In March NLPC reported that Duke Energy guaranteed a $10 million loan to the Democratic National Committee to host its 2012 convention in Charlotte, NC – the utility’s hometown. Now Duke CEO James Rogers – who heads the fundraising effort as co-chair of the DNC host committee for the convention – is silent about how much money has been brought in so far.
“One of the things that the DNCC really impresses upon us is that we need to work hard, raise the money, not talk about how much we’ve raised at any time because we just need to keep the momentum going and continuing to raise the money,” Rogers told WFAE, Charlotte’s local public radio station and NPR affiliate.
According to the report, Rogers and his teammates are not allowed to solicit corporations and lobbyists for donations, and “the effort is challenging.” And the muteness about fundraising progress is …

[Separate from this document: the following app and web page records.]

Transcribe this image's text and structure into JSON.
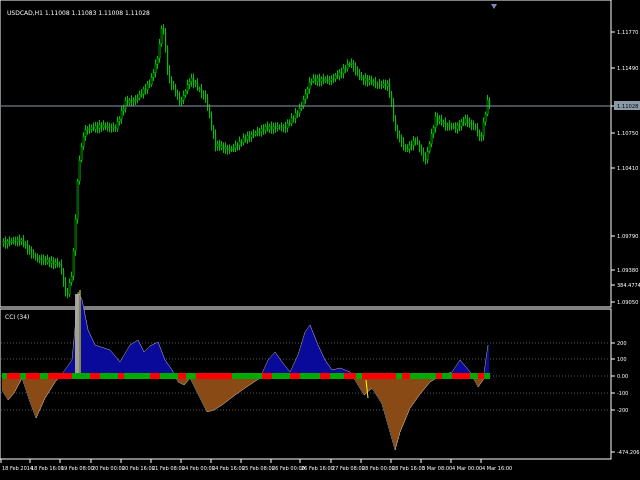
{
  "main_chart": {
    "title": "USDCAD,H1  1.11008 1.11083 1.11008 1.11028",
    "price_labels": [
      "1.11770",
      "1.11490",
      "1.11028",
      "1.10750",
      "1.10410",
      "1.09790",
      "1.09380",
      "1.09050"
    ],
    "current_price": "1.11028",
    "colors": {
      "bull": "#00c000",
      "bear": "#ffffff",
      "current_line": "#8a9aa8",
      "axis": "#ffffff",
      "background": "#000000"
    }
  },
  "indicator": {
    "title": "CCI (34)",
    "levels": [
      "384.4774",
      "200",
      "100",
      "0.00",
      "-100",
      "-200",
      "-474.2068"
    ],
    "colors": {
      "positive": "#0a0a9a",
      "negative": "#8a4b16",
      "above_100": "#00aa00",
      "below": "#ff0000",
      "grid": "#777777",
      "extreme_line": "#a0a0a0",
      "yellow": "#ffff00"
    }
  },
  "time_axis": {
    "labels": [
      "18 Feb 2014",
      "18 Feb 16:00",
      "19 Feb 08:00",
      "20 Feb 00:00",
      "20 Feb 16:00",
      "21 Feb 08:00",
      "24 Feb 00:00",
      "24 Feb 16:00",
      "25 Feb 08:00",
      "26 Feb 00:00",
      "26 Feb 16:00",
      "27 Feb 08:00",
      "28 Feb 00:00",
      "28 Feb 16:00",
      "3 Mar 08:00",
      "4 Mar 00:00",
      "4 Mar 16:00"
    ]
  },
  "scroll_marker": "shift-arrow-icon"
}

Well, the second-largest banking city in the nation won the rights to host the Democratic National Convention in 2012, so you think the big TARP beneficiaries based in Charlotte might be the ones to step up to guarantee the funds for DNC to do its thing. You know, maybe Bank of America, which is the largest financial institution by assets in the country. Or Wachovia, now Wells Fargo, which has a lot of civic pride and survived thanks to the government intervention.
But no, it’s not the big bankers who have the Obama administration to thank for their survival who have offered to back his reelection party. Instead it’s the carbon-capping man, that Climate Action Partnership legend, yes, it’s Duke Energy’s CEO Jim Rogers:
Fifth Third Bank has agreed to extend a $10 million line of credit to help Charlotte organizers host the Democratic National Convention in 2012.
This 48-page monograph was written by NLPC President Peter Flaherty and NLPC Director of Policy John Carlisle. First published in 2004, it was extensively updated in 2008. NLPC recently gave permission to Cengage Learning to reprint pages 18-20 in a forthcoming book titled Global Viewpoints: Slavery.
Click here or on the cover to the right to download the pdf version.
NLPC is a critic of banks that caved in to pro-reparations activists. JPMorgan Chase, Bank of America, Wachovia and now-defunct Lehman Brothers “apologized” for alleged links to slavery.
In 2007, NLPC sponsored a JPMorgan Chase shareholder proposal that addressed the issue. The resolution was presented by Deneen Borelli, a Fellow of Project 21, an African-American leadership project.
The resolution read:
Resolved: Shareholders request JPMorgan Chase & Co. management to report to shareholders by October 1, 2007, at a reasonable cost and excluding confidential information, descriptions of initiatives